■ Records supplied:

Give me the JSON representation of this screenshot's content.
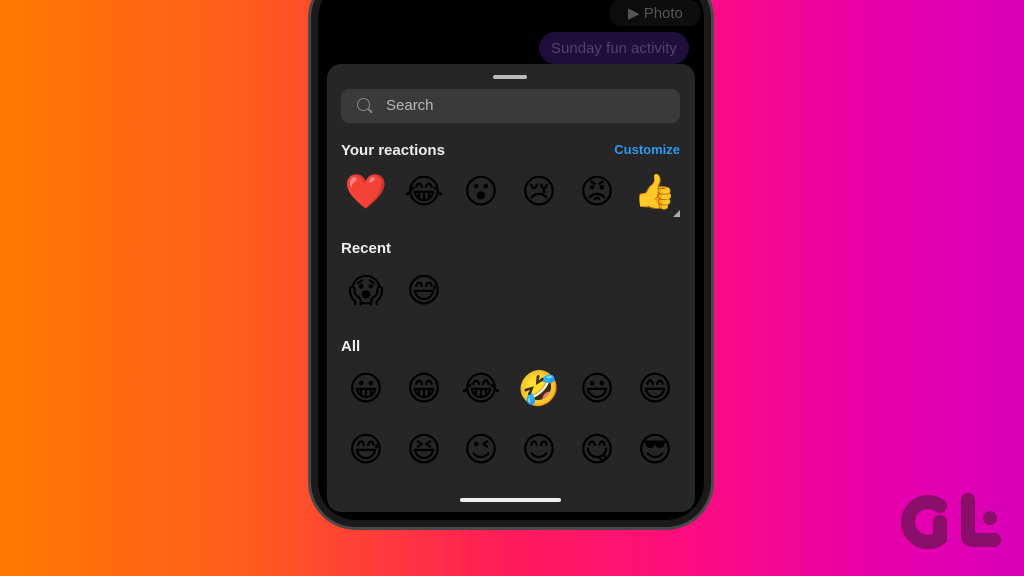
{
  "chat": {
    "photo_label": "▶ Photo",
    "message": "Sunday fun activity"
  },
  "search": {
    "placeholder": "Search"
  },
  "reactions": {
    "title": "Your reactions",
    "customize": "Customize",
    "emojis": [
      "❤️",
      "😂",
      "😮",
      "😢",
      "😡",
      "👍"
    ]
  },
  "recent": {
    "title": "Recent",
    "emojis": [
      "😱",
      "😅"
    ]
  },
  "all": {
    "title": "All",
    "emojis": [
      "😀",
      "😁",
      "😂",
      "🤣",
      "😃",
      "😄",
      "😅",
      "😆",
      "😉",
      "😊",
      "😋",
      "😎"
    ]
  },
  "logo": {
    "text": "GT",
    "color": "#8a0f6a"
  }
}
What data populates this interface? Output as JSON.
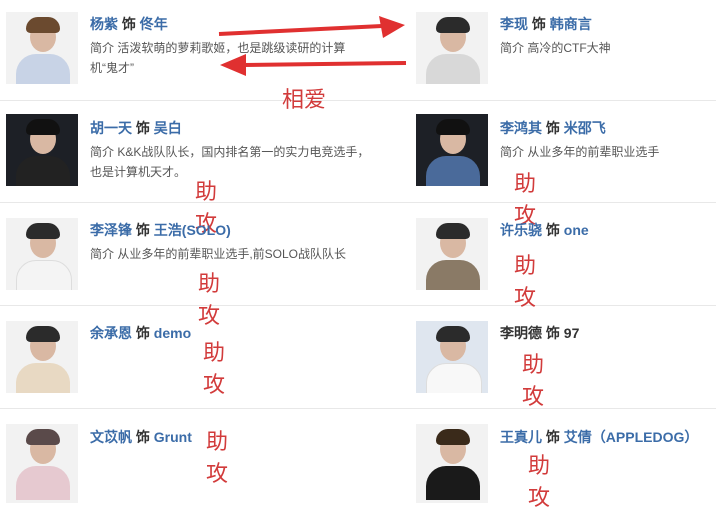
{
  "cast": [
    {
      "actor": "杨紫",
      "conn": " 饰 ",
      "role": "佟年",
      "desc_line1": "简介  活泼软萌的萝莉歌姬，也是跳级读研的计算",
      "desc_line2": "机“鬼才”",
      "tag": ""
    },
    {
      "actor": "李现",
      "conn": " 饰 ",
      "role": "韩商言",
      "desc_line1": "简介  高冷的CTF大神",
      "desc_line2": "",
      "tag": ""
    },
    {
      "actor": "胡一天",
      "conn": " 饰 ",
      "role": "吴白",
      "desc_line1": "简介  K&K战队队长，国内排名第一的实力电竞选手，",
      "desc_line2": "也是计算机天才。",
      "tag": "助攻"
    },
    {
      "actor": "李鸿其",
      "conn": " 饰 ",
      "role": "米邵飞",
      "desc_line1": "简介  从业多年的前辈职业选手",
      "desc_line2": "",
      "tag": "助攻"
    },
    {
      "actor": "李泽锋",
      "conn": " 饰 ",
      "role": "王浩(SOLO)",
      "desc_line1": "简介  从业多年的前辈职业选手,前SOLO战队队长",
      "desc_line2": "",
      "tag": "助攻"
    },
    {
      "actor": "许乐骁",
      "conn": " 饰 ",
      "role": "one",
      "desc_line1": "",
      "desc_line2": "",
      "tag": "助攻"
    },
    {
      "actor": "余承恩",
      "conn": " 饰 ",
      "role": "demo",
      "desc_line1": "",
      "desc_line2": "",
      "tag": "助攻"
    },
    {
      "actor": "李明德",
      "conn": " 饰 ",
      "role": "97",
      "desc_line1": "",
      "desc_line2": "",
      "tag": "助攻"
    },
    {
      "actor": "文苡帆",
      "conn": " 饰 ",
      "role": "Grunt",
      "desc_line1": "",
      "desc_line2": "",
      "tag": "助攻"
    },
    {
      "actor": "王真儿",
      "conn": " 饰 ",
      "role": "艾倩（APPLEDOG）",
      "desc_line1": "",
      "desc_line2": "",
      "tag": "助攻"
    }
  ],
  "relation_label": "相爱",
  "colors": {
    "name": "#3b6ca8",
    "annotation": "#d23b3b",
    "arrow": "#e03030"
  }
}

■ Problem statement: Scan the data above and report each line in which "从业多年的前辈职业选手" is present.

■ Problem solution:
      "desc_line1": "简介  从业多年的前辈职业选手",
      "desc_line1": "简介  从业多年的前辈职业选手,前SOLO战队队长",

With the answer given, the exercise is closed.